To truly appreciate this crossover, you have to look past the output numbers of this hybrid engine. The 2.0-liter four-cylinder engine also has two electric motors to assist it. However, the total output is still only 181 HP which feels poky. Likewise, the overall performance is stale and uninspiring.
But with a rating of 41 mpg/city and 38 mpg/highway, suddenly the point and purpose of this crossover becomes crystal clear. If you want a quiet, smooth crossover with good touchpoints and luxury features, that also gets tremendous fuel economy then the UX 250h is the right vehicle.
My tester had an MSRP of $39,550 and final price of $43,625, making it a value buy and one that will save money on gas, too.
2020 Lexus RX450h

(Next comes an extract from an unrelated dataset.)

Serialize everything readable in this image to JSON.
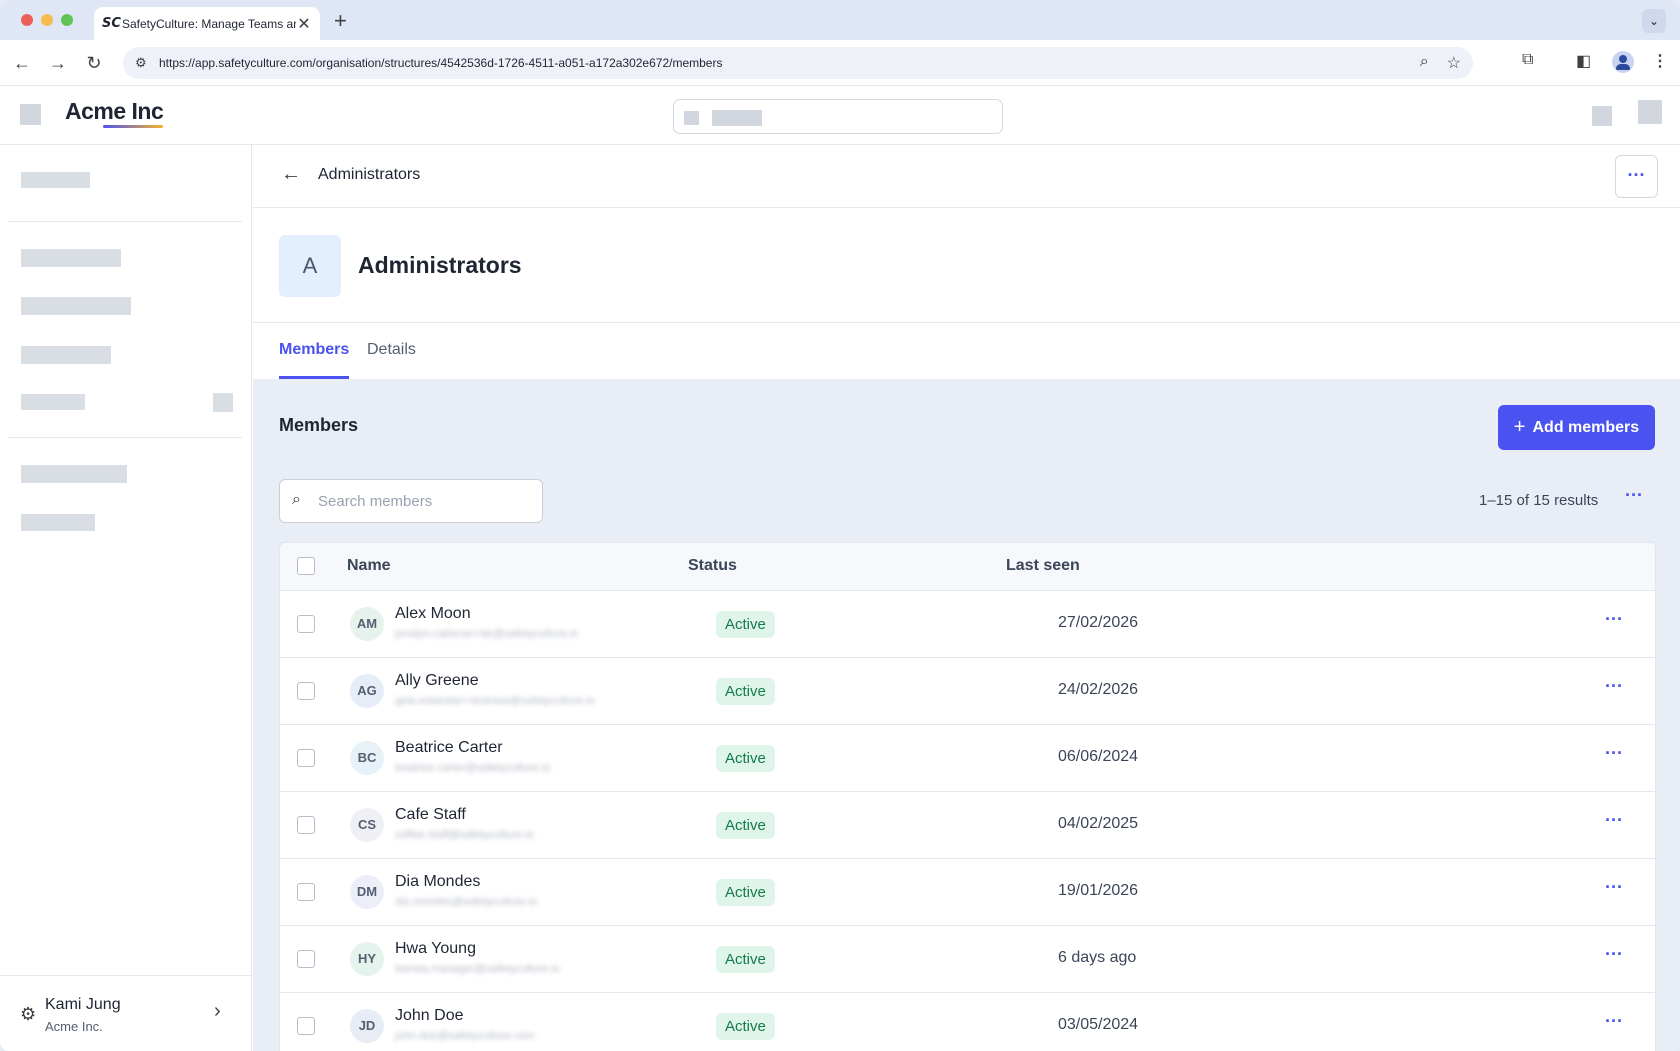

Yet another hybrid offering from a Lexus SUV. Much of the new features for this hybrid SUV are on the inside. Hallelujah and a hat tip to Lexus for doing something about the confounding touchpad. That is still present in this SUV, but they also implemented a touchscreen interface which allows you to bypass many of the annoying features of that touchpad. For now, we will chalk this up as a win.
They also added a WIFI hot spot, Apple CarPlay and Android Auto to this SUV. This hybrid is smooth as silk. The power is just enough. It won’t be aggressive, but it also isn’t a sloth off the line either.
The 3.5-liter V6 engine has three electric motor assists for a total output of 308 HP. For a vehicle that size, that just gets to the good-enough plateau. But the 31 mpg/city and 28 mpg/highway EPA rating redeems that a little for an SUV this size.
My tester had an MSRP of $46,750 and a final price tag of $59,440, making this another affordable, albeit conservative, fuel-sipping hybrid SUV from Lexus.
So that’s it for the 2020 model year from me. I have some really exciting 2021 models already lined up and there are some really exciting new vehicles coming to us for 2022 as well.
Jimmy Dinsmore is a freelance automotive journalist.